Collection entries

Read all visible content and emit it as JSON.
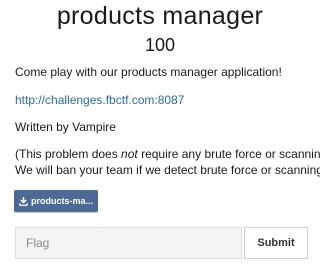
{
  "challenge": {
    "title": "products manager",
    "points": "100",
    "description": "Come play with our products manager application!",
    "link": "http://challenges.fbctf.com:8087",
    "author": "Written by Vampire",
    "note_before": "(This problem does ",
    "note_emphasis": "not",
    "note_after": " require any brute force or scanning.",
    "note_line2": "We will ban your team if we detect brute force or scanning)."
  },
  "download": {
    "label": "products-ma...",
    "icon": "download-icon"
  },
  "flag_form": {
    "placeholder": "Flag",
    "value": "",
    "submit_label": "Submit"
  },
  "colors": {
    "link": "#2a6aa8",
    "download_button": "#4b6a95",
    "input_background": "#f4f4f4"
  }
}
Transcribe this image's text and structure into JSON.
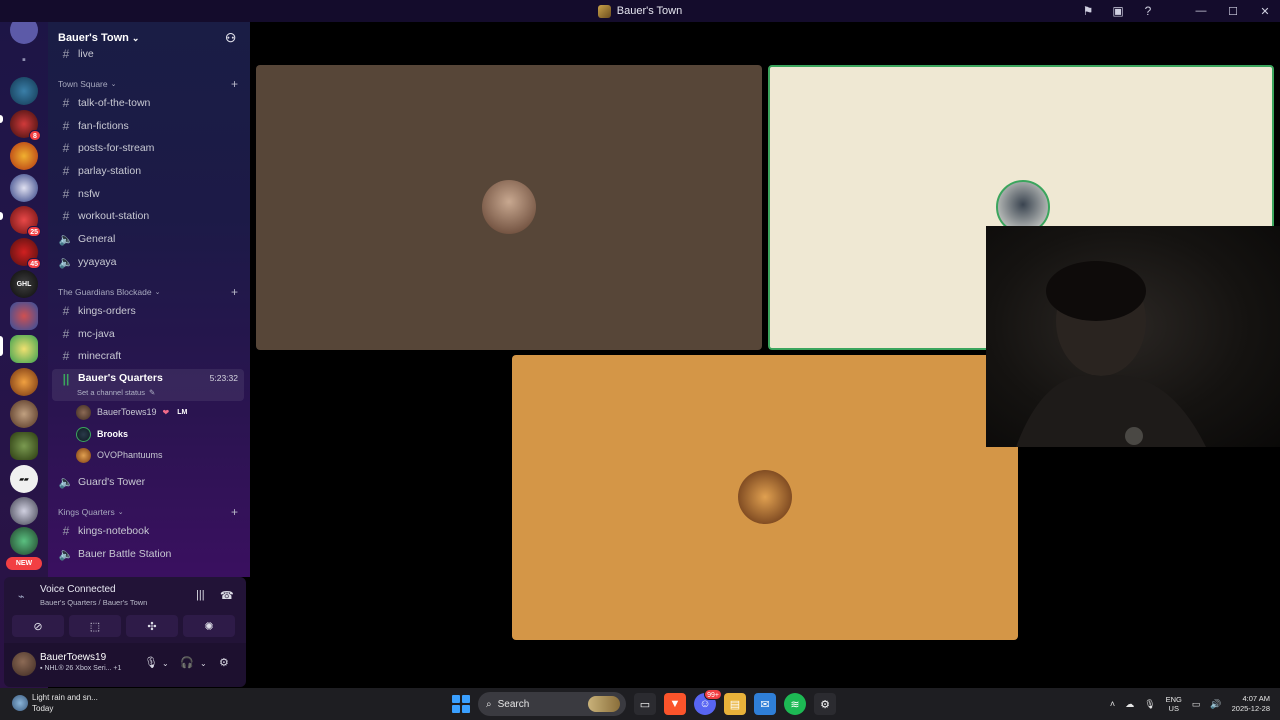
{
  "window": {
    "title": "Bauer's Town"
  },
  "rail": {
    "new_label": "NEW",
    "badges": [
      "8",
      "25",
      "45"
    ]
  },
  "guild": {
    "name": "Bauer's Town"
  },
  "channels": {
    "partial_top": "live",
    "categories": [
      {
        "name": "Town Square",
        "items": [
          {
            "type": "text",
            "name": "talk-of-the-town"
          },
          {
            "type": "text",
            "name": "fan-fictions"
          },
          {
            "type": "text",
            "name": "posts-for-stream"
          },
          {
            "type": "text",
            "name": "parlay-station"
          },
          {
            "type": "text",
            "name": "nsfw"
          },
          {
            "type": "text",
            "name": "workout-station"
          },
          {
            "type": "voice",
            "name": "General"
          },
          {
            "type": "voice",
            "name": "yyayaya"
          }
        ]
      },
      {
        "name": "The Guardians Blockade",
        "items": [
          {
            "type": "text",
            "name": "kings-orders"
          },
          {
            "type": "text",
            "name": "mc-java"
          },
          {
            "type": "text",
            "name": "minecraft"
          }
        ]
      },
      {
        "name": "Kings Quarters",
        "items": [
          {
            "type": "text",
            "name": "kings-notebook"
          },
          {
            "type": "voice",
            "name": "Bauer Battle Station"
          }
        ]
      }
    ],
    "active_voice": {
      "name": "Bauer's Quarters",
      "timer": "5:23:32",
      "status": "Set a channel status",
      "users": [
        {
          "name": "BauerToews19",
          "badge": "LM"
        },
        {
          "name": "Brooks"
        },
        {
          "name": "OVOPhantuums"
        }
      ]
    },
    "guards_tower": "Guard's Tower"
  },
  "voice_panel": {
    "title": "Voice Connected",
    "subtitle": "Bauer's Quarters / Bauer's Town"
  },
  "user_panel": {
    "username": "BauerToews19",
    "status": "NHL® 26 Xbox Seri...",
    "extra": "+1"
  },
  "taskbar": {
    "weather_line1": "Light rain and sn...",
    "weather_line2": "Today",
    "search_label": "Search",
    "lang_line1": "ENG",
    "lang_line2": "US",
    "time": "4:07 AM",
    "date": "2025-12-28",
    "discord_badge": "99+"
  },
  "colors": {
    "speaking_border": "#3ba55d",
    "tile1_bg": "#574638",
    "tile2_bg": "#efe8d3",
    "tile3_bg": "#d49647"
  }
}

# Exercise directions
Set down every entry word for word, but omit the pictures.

# Output
Read all visible content and emit it as JSON.
{
  "challenge": {
    "title": "products manager",
    "points": "100",
    "description": "Come play with our products manager application!",
    "link": "http://challenges.fbctf.com:8087",
    "author": "Written by Vampire",
    "note_before": "(This problem does ",
    "note_emphasis": "not",
    "note_after": " require any brute force or scanning.",
    "note_line2": "We will ban your team if we detect brute force or scanning)."
  },
  "download": {
    "label": "products-ma...",
    "icon": "download-icon"
  },
  "flag_form": {
    "placeholder": "Flag",
    "value": "",
    "submit_label": "Submit"
  },
  "colors": {
    "link": "#2a6aa8",
    "download_button": "#4b6a95",
    "input_background": "#f4f4f4"
  }
}
Transcribe this image's text and structure into JSON.
{
  "window": {
    "title": "Bauer's Town"
  },
  "rail": {
    "new_label": "NEW",
    "badges": [
      "8",
      "25",
      "45"
    ]
  },
  "guild": {
    "name": "Bauer's Town"
  },
  "channels": {
    "partial_top": "live",
    "categories": [
      {
        "name": "Town Square",
        "items": [
          {
            "type": "text",
            "name": "talk-of-the-town"
          },
          {
            "type": "text",
            "name": "fan-fictions"
          },
          {
            "type": "text",
            "name": "posts-for-stream"
          },
          {
            "type": "text",
            "name": "parlay-station"
          },
          {
            "type": "text",
            "name": "nsfw"
          },
          {
            "type": "text",
            "name": "workout-station"
          },
          {
            "type": "voice",
            "name": "General"
          },
          {
            "type": "voice",
            "name": "yyayaya"
          }
        ]
      },
      {
        "name": "The Guardians Blockade",
        "items": [
          {
            "type": "text",
            "name": "kings-orders"
          },
          {
            "type": "text",
            "name": "mc-java"
          },
          {
            "type": "text",
            "name": "minecraft"
          }
        ]
      },
      {
        "name": "Kings Quarters",
        "items": [
          {
            "type": "text",
            "name": "kings-notebook"
          },
          {
            "type": "voice",
            "name": "Bauer Battle Station"
          }
        ]
      }
    ],
    "active_voice": {
      "name": "Bauer's Quarters",
      "timer": "5:23:32",
      "status": "Set a channel status",
      "users": [
        {
          "name": "BauerToews19",
          "badge": "LM"
        },
        {
          "name": "Brooks"
        },
        {
          "name": "OVOPhantuums"
        }
      ]
    },
    "guards_tower": "Guard's Tower"
  },
  "voice_panel": {
    "title": "Voice Connected",
    "subtitle": "Bauer's Quarters / Bauer's Town"
  },
  "user_panel": {
    "username": "BauerToews19",
    "status": "NHL® 26 Xbox Seri...",
    "extra": "+1"
  },
  "taskbar": {
    "weather_line1": "Light rain and sn...",
    "weather_line2": "Today",
    "search_label": "Search",
    "lang_line1": "ENG",
    "lang_line2": "US",
    "time": "4:07 AM",
    "date": "2025-12-28",
    "discord_badge": "99+"
  },
  "colors": {
    "speaking_border": "#3ba55d",
    "tile1_bg": "#574638",
    "tile2_bg": "#efe8d3",
    "tile3_bg": "#d49647"
  }
}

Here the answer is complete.